**What you should do**:
Output every entry below exactly as it is written.

·····

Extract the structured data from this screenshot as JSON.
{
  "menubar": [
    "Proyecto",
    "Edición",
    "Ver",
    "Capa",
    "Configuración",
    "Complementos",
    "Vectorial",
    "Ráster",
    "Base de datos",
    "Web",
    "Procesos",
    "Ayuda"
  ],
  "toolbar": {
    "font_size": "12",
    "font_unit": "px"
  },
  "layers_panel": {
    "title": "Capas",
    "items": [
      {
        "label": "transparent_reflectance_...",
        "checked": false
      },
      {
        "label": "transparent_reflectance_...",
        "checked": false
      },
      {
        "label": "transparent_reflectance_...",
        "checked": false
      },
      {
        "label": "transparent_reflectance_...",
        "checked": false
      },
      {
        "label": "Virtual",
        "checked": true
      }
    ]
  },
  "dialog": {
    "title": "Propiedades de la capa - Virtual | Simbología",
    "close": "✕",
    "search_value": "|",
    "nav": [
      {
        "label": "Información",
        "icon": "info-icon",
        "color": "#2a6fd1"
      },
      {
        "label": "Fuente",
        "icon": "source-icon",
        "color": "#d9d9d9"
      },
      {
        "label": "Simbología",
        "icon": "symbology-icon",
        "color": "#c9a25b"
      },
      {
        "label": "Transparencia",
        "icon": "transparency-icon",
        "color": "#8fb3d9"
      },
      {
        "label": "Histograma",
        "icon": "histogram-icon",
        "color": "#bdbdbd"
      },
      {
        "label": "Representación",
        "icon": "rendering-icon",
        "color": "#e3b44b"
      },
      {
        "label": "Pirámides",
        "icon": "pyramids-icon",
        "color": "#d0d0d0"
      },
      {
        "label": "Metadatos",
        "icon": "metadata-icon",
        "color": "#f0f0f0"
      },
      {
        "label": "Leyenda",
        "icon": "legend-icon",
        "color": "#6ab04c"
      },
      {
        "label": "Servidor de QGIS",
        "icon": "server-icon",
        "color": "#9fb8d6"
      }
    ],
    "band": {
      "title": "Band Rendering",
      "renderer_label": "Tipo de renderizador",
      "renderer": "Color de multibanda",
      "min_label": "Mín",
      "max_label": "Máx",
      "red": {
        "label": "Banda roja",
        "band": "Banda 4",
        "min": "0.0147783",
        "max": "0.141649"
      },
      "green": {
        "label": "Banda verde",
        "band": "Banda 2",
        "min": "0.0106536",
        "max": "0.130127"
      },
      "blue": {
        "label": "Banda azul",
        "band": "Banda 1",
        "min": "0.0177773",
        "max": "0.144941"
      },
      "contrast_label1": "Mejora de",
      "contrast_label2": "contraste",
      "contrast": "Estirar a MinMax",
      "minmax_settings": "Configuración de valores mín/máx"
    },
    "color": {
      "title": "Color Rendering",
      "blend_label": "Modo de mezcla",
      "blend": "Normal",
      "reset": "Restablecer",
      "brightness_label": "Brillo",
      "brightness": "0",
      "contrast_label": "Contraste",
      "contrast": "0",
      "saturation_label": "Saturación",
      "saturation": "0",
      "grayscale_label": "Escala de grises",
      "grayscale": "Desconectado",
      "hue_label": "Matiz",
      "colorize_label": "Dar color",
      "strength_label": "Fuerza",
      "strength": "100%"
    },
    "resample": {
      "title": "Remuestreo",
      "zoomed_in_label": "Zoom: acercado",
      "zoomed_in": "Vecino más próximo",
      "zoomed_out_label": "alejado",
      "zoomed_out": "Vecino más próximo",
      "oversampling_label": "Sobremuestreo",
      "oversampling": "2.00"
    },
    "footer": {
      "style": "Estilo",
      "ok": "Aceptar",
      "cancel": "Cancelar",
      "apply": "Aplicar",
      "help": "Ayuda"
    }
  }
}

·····

**Answer box**:
Extract the structured data from this screenshot as JSON.
{
  "menubar": [
    "Proyecto",
    "Edición",
    "Ver",
    "Capa",
    "Configuración",
    "Complementos",
    "Vectorial",
    "Ráster",
    "Base de datos",
    "Web",
    "Procesos",
    "Ayuda"
  ],
  "toolbar": {
    "font_size": "12",
    "font_unit": "px"
  },
  "layers_panel": {
    "title": "Capas",
    "items": [
      {
        "label": "transparent_reflectance_...",
        "checked": false
      },
      {
        "label": "transparent_reflectance_...",
        "checked": false
      },
      {
        "label": "transparent_reflectance_...",
        "checked": false
      },
      {
        "label": "transparent_reflectance_...",
        "checked": false
      },
      {
        "label": "Virtual",
        "checked": true
      }
    ]
  },
  "dialog": {
    "title": "Propiedades de la capa - Virtual | Simbología",
    "close": "✕",
    "search_value": "|",
    "nav": [
      {
        "label": "Información",
        "icon": "info-icon",
        "color": "#2a6fd1"
      },
      {
        "label": "Fuente",
        "icon": "source-icon",
        "color": "#d9d9d9"
      },
      {
        "label": "Simbología",
        "icon": "symbology-icon",
        "color": "#c9a25b"
      },
      {
        "label": "Transparencia",
        "icon": "transparency-icon",
        "color": "#8fb3d9"
      },
      {
        "label": "Histograma",
        "icon": "histogram-icon",
        "color": "#bdbdbd"
      },
      {
        "label": "Representación",
        "icon": "rendering-icon",
        "color": "#e3b44b"
      },
      {
        "label": "Pirámides",
        "icon": "pyramids-icon",
        "color": "#d0d0d0"
      },
      {
        "label": "Metadatos",
        "icon": "metadata-icon",
        "color": "#f0f0f0"
      },
      {
        "label": "Leyenda",
        "icon": "legend-icon",
        "color": "#6ab04c"
      },
      {
        "label": "Servidor de QGIS",
        "icon": "server-icon",
        "color": "#9fb8d6"
      }
    ],
    "band": {
      "title": "Band Rendering",
      "renderer_label": "Tipo de renderizador",
      "renderer": "Color de multibanda",
      "min_label": "Mín",
      "max_label": "Máx",
      "red": {
        "label": "Banda roja",
        "band": "Banda 4",
        "min": "0.0147783",
        "max": "0.141649"
      },
      "green": {
        "label": "Banda verde",
        "band": "Banda 2",
        "min": "0.0106536",
        "max": "0.130127"
      },
      "blue": {
        "label": "Banda azul",
        "band": "Banda 1",
        "min": "0.0177773",
        "max": "0.144941"
      },
      "contrast_label1": "Mejora de",
      "contrast_label2": "contraste",
      "contrast": "Estirar a MinMax",
      "minmax_settings": "Configuración de valores mín/máx"
    },
    "color": {
      "title": "Color Rendering",
      "blend_label": "Modo de mezcla",
      "blend": "Normal",
      "reset": "Restablecer",
      "brightness_label": "Brillo",
      "brightness": "0",
      "contrast_label": "Contraste",
      "contrast": "0",
      "saturation_label": "Saturación",
      "saturation": "0",
      "grayscale_label": "Escala de grises",
      "grayscale": "Desconectado",
      "hue_label": "Matiz",
      "colorize_label": "Dar color",
      "strength_label": "Fuerza",
      "strength": "100%"
    },
    "resample": {
      "title": "Remuestreo",
      "zoomed_in_label": "Zoom: acercado",
      "zoomed_in": "Vecino más próximo",
      "zoomed_out_label": "alejado",
      "zoomed_out": "Vecino más próximo",
      "oversampling_label": "Sobremuestreo",
      "oversampling": "2.00"
    },
    "footer": {
      "style": "Estilo",
      "ok": "Aceptar",
      "cancel": "Cancelar",
      "apply": "Aplicar",
      "help": "Ayuda"
    }
  }
}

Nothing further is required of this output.